According to documents reviewed by The Wall Street Journal, the number of mentions of NPS (Net Promoter Scoring) in earnings calls ballooned from 5 mentions in 2005 to 155 mentions in 2018.

The real issue, however, is not just NPS, but importantly, what’s driving the score and what actions should the company consider to improve its performance.

Here are five best practices when conducting VOC studies that move companies beyond a single NPS metric. It starts with understanding that the best methodology is not a web-based survey where the response rate is less than 4%, but instead a robust and holistic interview with customers that will achieve a 75-80% response rate while providing meaningful and thoughtful insights.

1) Interview a wide range of customers.

Top customers?
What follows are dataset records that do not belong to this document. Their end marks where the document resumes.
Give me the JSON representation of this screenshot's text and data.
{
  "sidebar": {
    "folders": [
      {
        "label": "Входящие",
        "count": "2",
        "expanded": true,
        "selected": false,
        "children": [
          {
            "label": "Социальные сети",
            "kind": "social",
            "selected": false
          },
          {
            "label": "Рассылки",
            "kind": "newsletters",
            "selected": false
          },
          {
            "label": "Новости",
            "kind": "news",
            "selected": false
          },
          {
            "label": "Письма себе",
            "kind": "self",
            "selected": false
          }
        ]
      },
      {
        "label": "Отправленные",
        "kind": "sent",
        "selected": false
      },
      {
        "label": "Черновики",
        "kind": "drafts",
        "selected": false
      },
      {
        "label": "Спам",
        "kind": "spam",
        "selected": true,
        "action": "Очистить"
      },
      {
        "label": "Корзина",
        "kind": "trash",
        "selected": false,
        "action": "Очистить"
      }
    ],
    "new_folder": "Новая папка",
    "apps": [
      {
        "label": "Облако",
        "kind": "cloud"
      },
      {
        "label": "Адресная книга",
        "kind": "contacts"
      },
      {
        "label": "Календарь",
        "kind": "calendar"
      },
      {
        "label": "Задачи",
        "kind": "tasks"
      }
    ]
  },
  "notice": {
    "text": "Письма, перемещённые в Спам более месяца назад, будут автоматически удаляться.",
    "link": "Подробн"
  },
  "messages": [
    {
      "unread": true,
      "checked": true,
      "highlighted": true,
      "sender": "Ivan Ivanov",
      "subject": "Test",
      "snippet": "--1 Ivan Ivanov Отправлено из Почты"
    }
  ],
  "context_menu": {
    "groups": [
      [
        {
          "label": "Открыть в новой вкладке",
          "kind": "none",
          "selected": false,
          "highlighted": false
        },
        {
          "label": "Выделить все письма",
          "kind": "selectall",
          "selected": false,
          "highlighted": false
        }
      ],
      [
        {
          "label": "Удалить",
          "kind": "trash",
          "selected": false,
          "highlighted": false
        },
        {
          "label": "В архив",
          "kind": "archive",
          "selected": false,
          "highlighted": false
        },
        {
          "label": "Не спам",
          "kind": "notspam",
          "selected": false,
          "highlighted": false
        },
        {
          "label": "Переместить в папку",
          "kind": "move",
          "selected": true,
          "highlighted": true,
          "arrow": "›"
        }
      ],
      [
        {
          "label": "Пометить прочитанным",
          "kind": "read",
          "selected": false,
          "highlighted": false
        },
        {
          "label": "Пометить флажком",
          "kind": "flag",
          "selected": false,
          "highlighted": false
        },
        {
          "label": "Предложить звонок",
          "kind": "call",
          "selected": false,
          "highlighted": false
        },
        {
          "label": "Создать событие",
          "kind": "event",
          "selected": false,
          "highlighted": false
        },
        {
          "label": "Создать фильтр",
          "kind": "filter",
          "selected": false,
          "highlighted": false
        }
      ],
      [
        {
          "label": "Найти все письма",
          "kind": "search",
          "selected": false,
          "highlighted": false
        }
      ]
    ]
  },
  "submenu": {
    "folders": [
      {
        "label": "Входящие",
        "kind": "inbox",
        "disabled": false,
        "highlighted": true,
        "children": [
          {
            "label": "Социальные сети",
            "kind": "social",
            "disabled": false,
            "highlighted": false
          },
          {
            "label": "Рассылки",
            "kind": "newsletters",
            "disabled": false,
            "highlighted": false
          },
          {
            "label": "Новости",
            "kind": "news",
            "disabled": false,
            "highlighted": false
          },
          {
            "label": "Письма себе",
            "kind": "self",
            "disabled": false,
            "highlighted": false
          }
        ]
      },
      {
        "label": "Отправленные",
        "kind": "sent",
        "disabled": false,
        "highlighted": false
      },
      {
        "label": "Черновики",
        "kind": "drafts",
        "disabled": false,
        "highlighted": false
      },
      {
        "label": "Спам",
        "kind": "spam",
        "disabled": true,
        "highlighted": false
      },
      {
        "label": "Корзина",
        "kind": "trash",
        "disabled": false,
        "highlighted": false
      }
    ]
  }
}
Absolutely. But target underperforming accounts as well. Go beyond the main contact and interview other functions within the business. Look for key decision makers and other people who have strong influence or control over the account’s relationship with the target company, including procurement, R&D, technical, or service people.
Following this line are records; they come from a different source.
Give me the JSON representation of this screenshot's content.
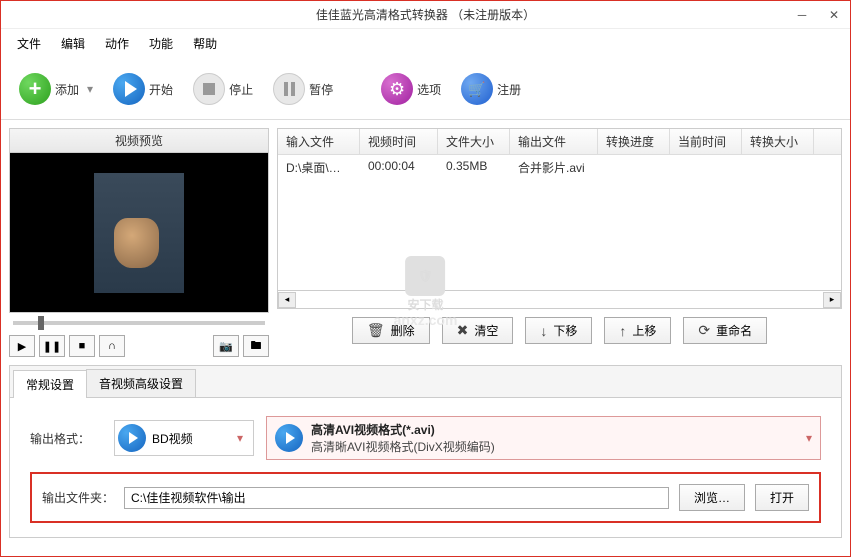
{
  "window": {
    "title": "佳佳蓝光高清格式转换器  （未注册版本）"
  },
  "menu": {
    "file": "文件",
    "edit": "编辑",
    "action": "动作",
    "function": "功能",
    "help": "帮助"
  },
  "toolbar": {
    "add": "添加",
    "start": "开始",
    "stop": "停止",
    "pause": "暂停",
    "options": "选项",
    "register": "注册"
  },
  "preview": {
    "title": "视频预览"
  },
  "table": {
    "headers": {
      "input": "输入文件",
      "duration": "视频时间",
      "size": "文件大小",
      "output": "输出文件",
      "progress": "转换进度",
      "current": "当前时间",
      "convsize": "转换大小"
    },
    "rows": [
      {
        "input": "D:\\桌面\\说…",
        "duration": "00:00:04",
        "size": "0.35MB",
        "output": "合并影片.avi",
        "progress": "",
        "current": "",
        "convsize": ""
      }
    ]
  },
  "actions": {
    "delete": "删除",
    "clear": "清空",
    "down": "下移",
    "up": "上移",
    "rename": "重命名"
  },
  "tabs": {
    "general": "常规设置",
    "advanced": "音视频高级设置"
  },
  "settings": {
    "output_format_label": "输出格式：",
    "format_category": "BD视频",
    "format_title": "高清AVI视频格式(*.avi)",
    "format_sub": "高清晰AVI视频格式(DivX视频编码)",
    "output_folder_label": "输出文件夹：",
    "output_folder_value": "C:\\佳佳视频软件\\输出",
    "browse": "浏览…",
    "open": "打开"
  },
  "watermark": {
    "brand": "安下载",
    "domain": "anxz.com"
  }
}
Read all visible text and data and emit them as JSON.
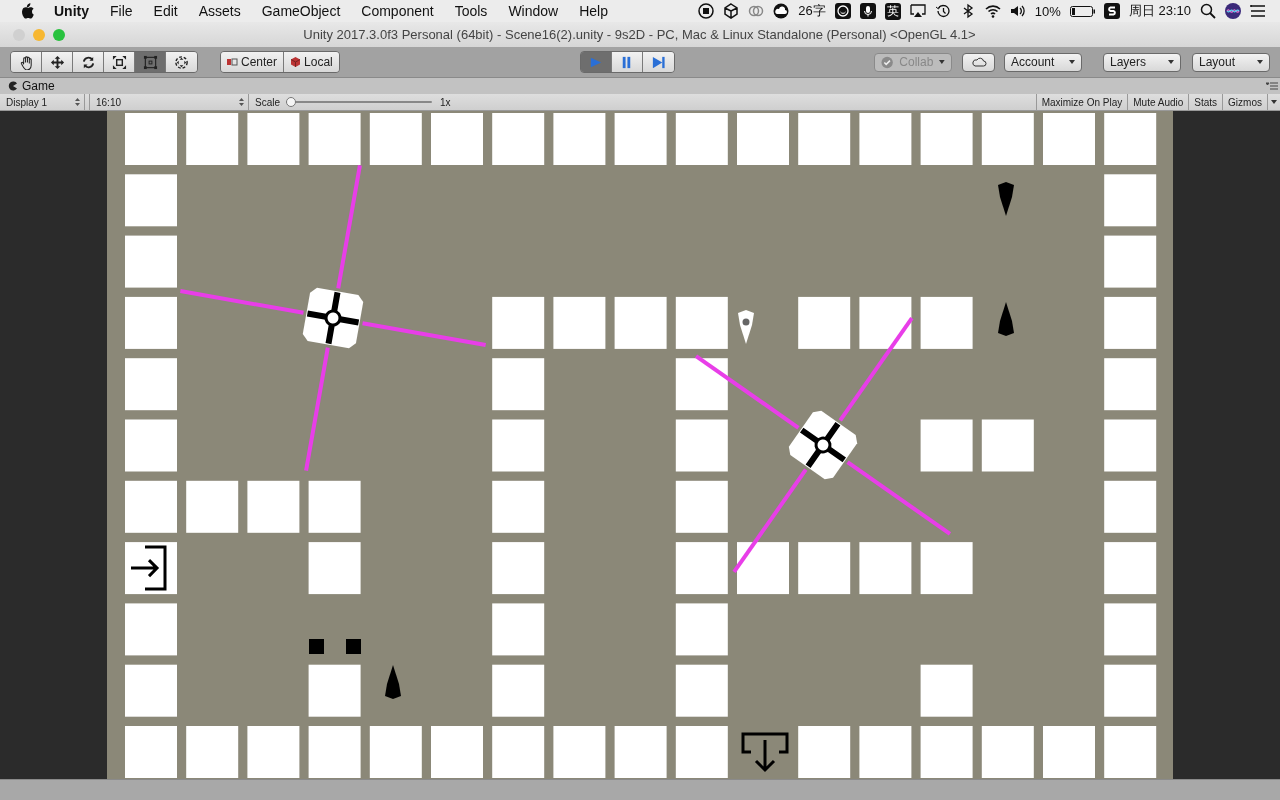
{
  "menubar": {
    "items": [
      {
        "label": "Unity",
        "bold": true
      },
      {
        "label": "File",
        "bold": false
      },
      {
        "label": "Edit",
        "bold": false
      },
      {
        "label": "Assets",
        "bold": false
      },
      {
        "label": "GameObject",
        "bold": false
      },
      {
        "label": "Component",
        "bold": false
      },
      {
        "label": "Tools",
        "bold": false
      },
      {
        "label": "Window",
        "bold": false
      },
      {
        "label": "Help",
        "bold": false
      }
    ],
    "status": [
      {
        "kind": "record"
      },
      {
        "kind": "unity"
      },
      {
        "kind": "cc"
      },
      {
        "kind": "cloud"
      },
      {
        "kind": "text",
        "label": "26字"
      },
      {
        "kind": "smile"
      },
      {
        "kind": "mic"
      },
      {
        "kind": "boxed",
        "label": "英"
      },
      {
        "kind": "airplay"
      },
      {
        "kind": "clock"
      },
      {
        "kind": "bluetooth"
      },
      {
        "kind": "wifi"
      },
      {
        "kind": "volume"
      },
      {
        "kind": "text",
        "label": "10%"
      },
      {
        "kind": "battery"
      },
      {
        "kind": "sapp"
      },
      {
        "kind": "text",
        "label": "周日 23:10"
      },
      {
        "kind": "search"
      },
      {
        "kind": "siri"
      },
      {
        "kind": "list"
      }
    ]
  },
  "window": {
    "title": "Unity 2017.3.0f3 Personal (64bit) - Scene16(2).unity - 9s2D - PC, Mac & Linux Standalone (Personal) <OpenGL 4.1>"
  },
  "toolbar": {
    "tools": [
      {
        "kind": "hand",
        "selected": false
      },
      {
        "kind": "move",
        "selected": false
      },
      {
        "kind": "rotate",
        "selected": false
      },
      {
        "kind": "scale",
        "selected": false
      },
      {
        "kind": "rect",
        "selected": true
      },
      {
        "kind": "transform",
        "selected": false
      }
    ],
    "pivot": [
      {
        "label": "Center"
      },
      {
        "label": "Local"
      }
    ],
    "playback": [
      {
        "kind": "play",
        "selected": true
      },
      {
        "kind": "pause",
        "selected": false
      },
      {
        "kind": "step",
        "selected": false
      }
    ],
    "collab": {
      "label": "Collab",
      "disabled": true
    },
    "account": "Account",
    "layers": "Layers",
    "layout": "Layout"
  },
  "game": {
    "tab": "Game",
    "display": "Display 1",
    "aspect": "16:10",
    "scale_label": "Scale",
    "scale": {
      "level": 0.0
    },
    "scale_value": "1x",
    "toggles": [
      {
        "label": "Maximize On Play"
      },
      {
        "label": "Mute Audio"
      },
      {
        "label": "Stats"
      },
      {
        "label": "Gizmos"
      }
    ]
  }
}
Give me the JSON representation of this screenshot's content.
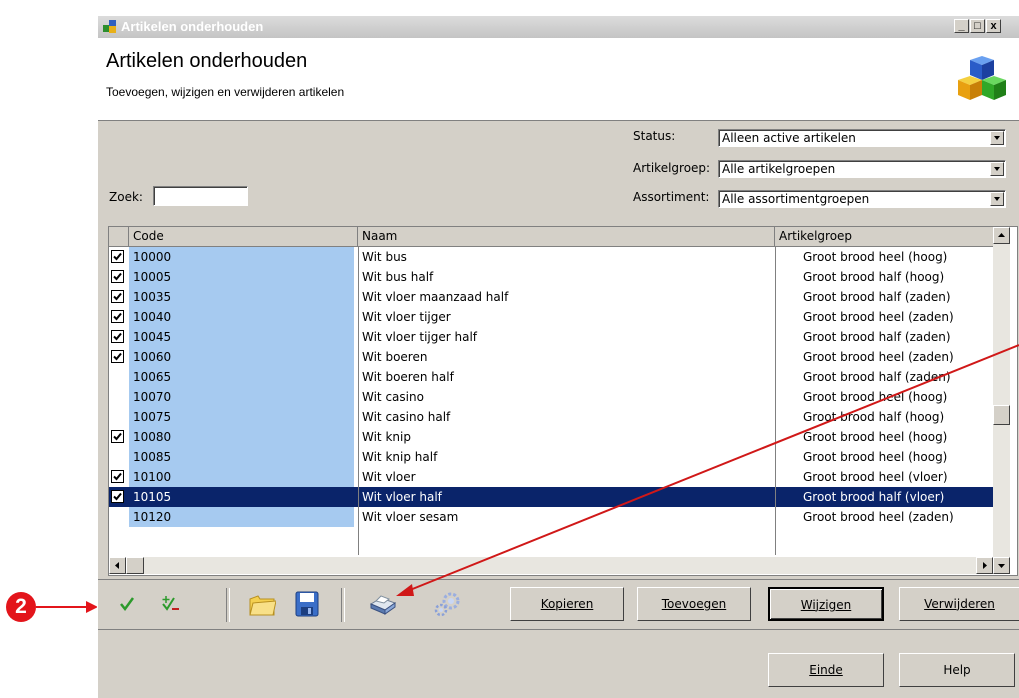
{
  "window": {
    "title": "Artikelen onderhouden",
    "controls": [
      "_",
      "□",
      "x"
    ]
  },
  "header": {
    "title": "Artikelen onderhouden",
    "subtitle": "Toevoegen, wijzigen en verwijderen artikelen",
    "icon": "colored-cubes-icon"
  },
  "filters": {
    "status_label": "Status:",
    "status_value": "Alleen active artikelen",
    "artikelgroep_label": "Artikelgroep:",
    "artikelgroep_value": "Alle artikelgroepen",
    "assortiment_label": "Assortiment:",
    "assortiment_value": "Alle assortimentgroepen",
    "zoek_label": "Zoek:",
    "zoek_value": ""
  },
  "grid": {
    "columns": [
      "Code",
      "Naam",
      "Artikelgroep"
    ],
    "rows": [
      {
        "checked": true,
        "code": "10000",
        "naam": "Wit bus",
        "groep": "Groot brood heel (hoog)"
      },
      {
        "checked": true,
        "code": "10005",
        "naam": "Wit bus half",
        "groep": "Groot brood half (hoog)"
      },
      {
        "checked": true,
        "code": "10035",
        "naam": "Wit vloer maanzaad half",
        "groep": "Groot brood half (zaden)"
      },
      {
        "checked": true,
        "code": "10040",
        "naam": "Wit vloer tijger",
        "groep": "Groot brood heel (zaden)"
      },
      {
        "checked": true,
        "code": "10045",
        "naam": "Wit vloer tijger half",
        "groep": "Groot brood half (zaden)"
      },
      {
        "checked": true,
        "code": "10060",
        "naam": "Wit boeren",
        "groep": "Groot brood heel (zaden)"
      },
      {
        "checked": false,
        "code": "10065",
        "naam": "Wit boeren half",
        "groep": "Groot brood half (zaden)"
      },
      {
        "checked": false,
        "code": "10070",
        "naam": "Wit casino",
        "groep": "Groot brood heel (hoog)"
      },
      {
        "checked": false,
        "code": "10075",
        "naam": "Wit casino half",
        "groep": "Groot brood half (hoog)"
      },
      {
        "checked": true,
        "code": "10080",
        "naam": "Wit knip",
        "groep": "Groot brood heel (hoog)"
      },
      {
        "checked": false,
        "code": "10085",
        "naam": "Wit knip half",
        "groep": "Groot brood heel (hoog)"
      },
      {
        "checked": true,
        "code": "10100",
        "naam": "Wit vloer",
        "groep": "Groot brood heel (vloer)"
      },
      {
        "checked": true,
        "code": "10105",
        "naam": "Wit vloer half",
        "groep": "Groot brood half (vloer)",
        "selected": true
      },
      {
        "checked": false,
        "code": "10120",
        "naam": "Wit vloer sesam",
        "groep": "Groot brood heel (zaden)"
      }
    ]
  },
  "toolbar": {
    "icons": [
      "check-all-icon",
      "check-toggle-icon",
      "folder-icon",
      "save-icon",
      "print-icon",
      "settings-gears-icon"
    ],
    "kopieren": "Kopieren",
    "toevoegen": "Toevoegen",
    "wijzigen": "Wijzigen",
    "verwijderen": "Verwijderen"
  },
  "footer": {
    "einde": "Einde",
    "help": "Help"
  },
  "annotation": {
    "badge": "2",
    "color": "#e3151b"
  },
  "colors": {
    "selection": "#0a246a",
    "code_column": "#a6caf0",
    "face": "#d4d0c8"
  }
}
2) Hire a professional interviewer.

If conducting interviews with an in-house team, customers tend to not be as open. An internal team’s range of questions tend to work at validating the team’s own perceptions and may not be as telling about the customer relationships. A professional interviewer, on the other hand, will be not only objective and neutral but also be able to draw out more information, insights, and nuances as a result of their expertise.

3) Identify what to ask.

Ratings on performance issues and insights on strengths, areas of improvement, and Net Promoter Scores are all very valuable. To identify the company’s greatest potential, go beyond a health check.

Useful questions to ask include:

  • “How easy is it to do business with the company?”
  • “How quickly does the company resolve problems?”
  • “How does the company engage with you?”
  • “How do you perceive the company’s ability to be a partner and help you achieve success?”

4) Look to the future:

Use the interviews to uncover unmet needs and determine how well the company supports the customers’ innovation efforts. Even better: suggest product or service enhancements that are on the drawing board to gauge customers’ real interests.

5) Turn insights into action:

A solid VOC will give you a vast amount of knowledge to help in creating a strategic plan with your team. It will help the organization become intimate with the company’s customers. That intimacy enables you and your team to push strategic growth in addition to operational improvements. For example, if a customer mentions that order processing and fulfillment could use improvement, you can hit the ground running by streamlining and simplifying order paperwork.

Customers are more often than not highly willing – and able – to shine a light into all the dark recesses into your company culture, performance, and future. You just have to ask.

Kay Cruse is a Vice President at Strategex. She can be reached at kcruse@strategex.com.